    The Atlantic and Arctic Oceans are critical components of the global carbon cycle. Here we quantify the net sea–air CO2 flux, for the first time, across different methodologies for consistent time and space scales for the Atlantic and Arctic basins. We present the long-term mean, seasonal cycle, interannual variability and trends in sea–air CO2 flux for the period 1990 to 2009, and assign an uncertainty to each. We use regional cuts from global observations and modeling products, specifically a pCO2-based CO2 flux climatology, flux estimates from the inversion of oceanic and atmospheric data, and results from six ocean biogeochemical models. Additionally, we use basin-wide flux estimates from surface ocean pCO2 observations based on two distinct methodologies. Our estimate of the contemporary sea–air flux of CO2 (sum of anthropogenic and natural components) by the Atlantic between 40° S and 79° N is −0.49 ± 0.05 Pg C yr−1, and by the Arctic it is −0.12 ± 0.06 Pg C yr−1, leading to a combined sea–air flux of −0.61 ± 0.06 Pg C yr−1 for the two decades (negative reflects ocean uptake). We do find broad agreement amongst methodologies with respect to the seasonal cycle in the subtropics of both hemispheres, but not elsewhere. Agreement with respect to detailed signals of interannual variability is poor, and correlations to the North Atlantic Oscillation are weaker in the North Atlantic and Arctic than in the equatorial region and southern subtropics. Linear trends for 1995 to 2009 indicate increased uptake and generally correspond between methodologies in the North Atlantic, but there is disagreement amongst methodologies in the equatorial region and southern subtropics.
  • Article
    A model of the Arctic Ocean carbon cycle
    (American Geophysical Union, 2011-12-15) Manizza, Manfredi ; Follows, Michael J. ; Dutkiewicz, Stephanie ; Menemenlis, Dimitris ; McClelland, James W. ; Hill, C. N. ; Peterson, Bruce J. ; Key, Robert M.
    A three dimensional model of Arctic Ocean circulation and mixing, with a horizontal resolution of 18 km, is overlain by a biogeochemical model resolving the physical, chemical and biological transport and transformations of phosphorus, alkalinity, oxygen and carbon, including the air-sea exchange of dissolved gases and the riverine delivery of dissolved organic carbon.
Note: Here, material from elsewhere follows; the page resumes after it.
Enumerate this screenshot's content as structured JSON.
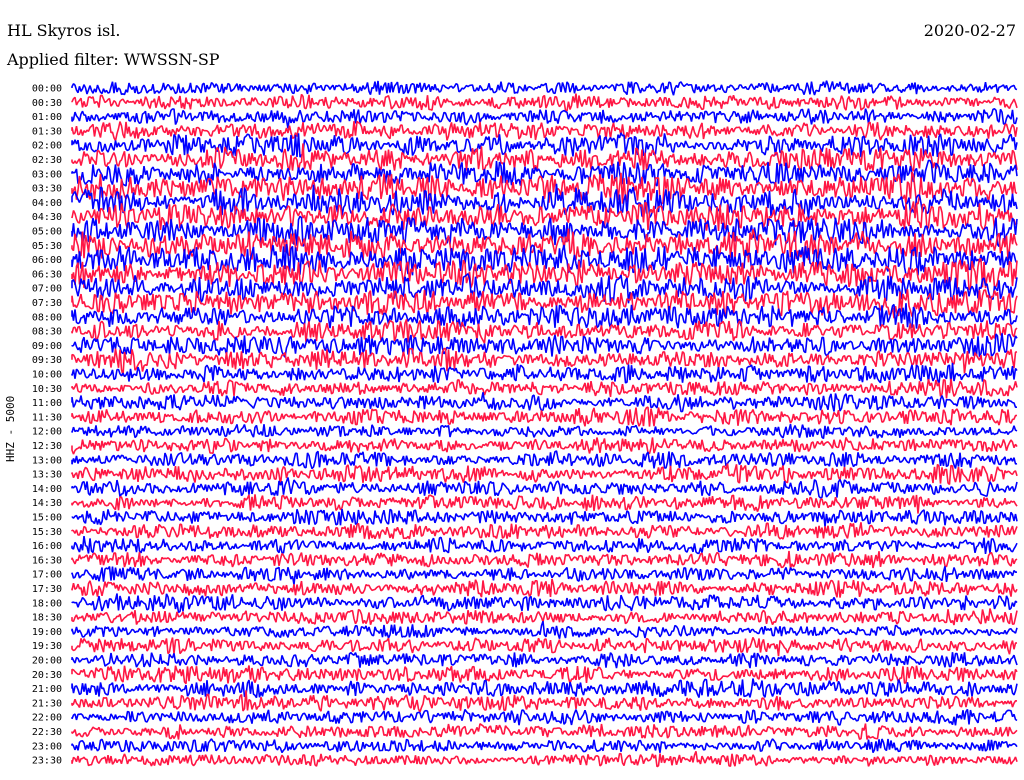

The model qualitatively captures the observed regional and seasonal trends in surface ocean PO4, dissolved inorganic carbon, total alkalinity, and pCO2. Integrated annually, over the basin, the model suggests a net annual uptake of 59 Tg C a−1, within the range of published estimates based on the extrapolation of local observations (20–199 Tg C a−1). This flux is attributable to the cooling (increasing solubility) of waters moving into the basin, mainly from the subpolar North Atlantic. The air-sea flux is regulated seasonally and regionally by sea-ice cover, which modulates both air-sea gas transfer and the photosynthetic production of organic matter, and by the delivery of riverine dissolved organic carbon (RDOC), which drive the regional contrasts in pCO2 between Eurasian and North American coastal waters. Integrated over the basin, the delivery and remineralization of RDOC reduces the net oceanic CO2 uptake by ~10%.